Fipronil has been identified as the cause of death of over one million bees in South Africa, linking back to insecticides used by wine farmers.
At least one million bees are suspected to have dies from poisoning near Cape Town, South Africa.
Brendan Ashley-Cooper, vice-president of the Western Cape bee association, mentioned how around 100 of hi hives were affeced, and told the BBC that an insecticide used by wine farmers, Fipronil, was thought to have killed the insects on his farm.
Many other bee farmers in the area have also been affected, with at least one million bees though to have been killed.

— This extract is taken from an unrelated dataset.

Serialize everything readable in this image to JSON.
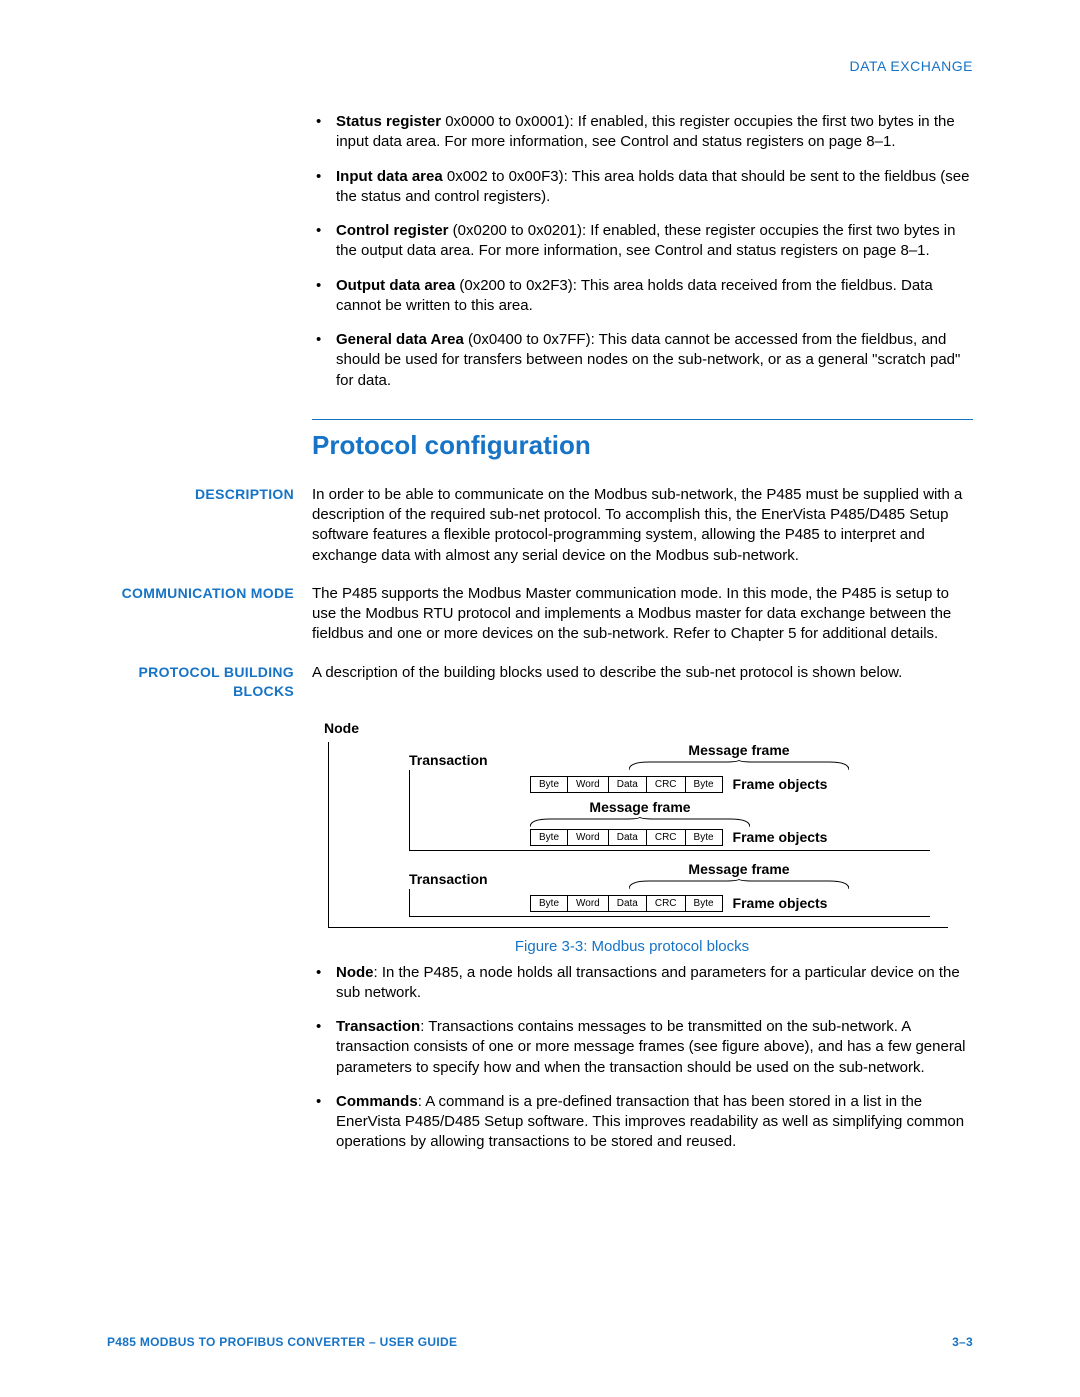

Fipronil is an insecticide that is used to control ants, cockroaches, beetles, ticks, termites, rootworms, fleas and mole crickets. It is a white powder, that was initially registered for use in the US in 1996. Currently, over 50 registered products contain fipronil, ranging from granular products for grass, gel baits and spot-on pet care products, to liquid termite control products and products for agriculture.
It works by killing insects that it comes into contact with, or those that consume it. The compound it more toxic to insects than people and pets as it binds insect nerve endings. It has been blamed for the death of many millions of honey bees in Europe.
Despite around 35 to 40 per cent of his bees being killed, Mr Ashley-Cooper mentioned how the deaths would not make a huge difference to the total number of honey bees in South Africa, but would decrease his honey yield of the year.
“A week ago we started getting calls that beekeepers were finding dead bees in front of their hives,” he told the BBC.
“A large majority of hives have been affected,” Mr Ashley-Cooper said.
“There would be a small impact on honey production, and “some uncles and aunties will have to go without honey this Christmas”, he said.
Wild and managed bee hives have been affected, with both wine farmers and the government working with bee farmers to resolve the issue.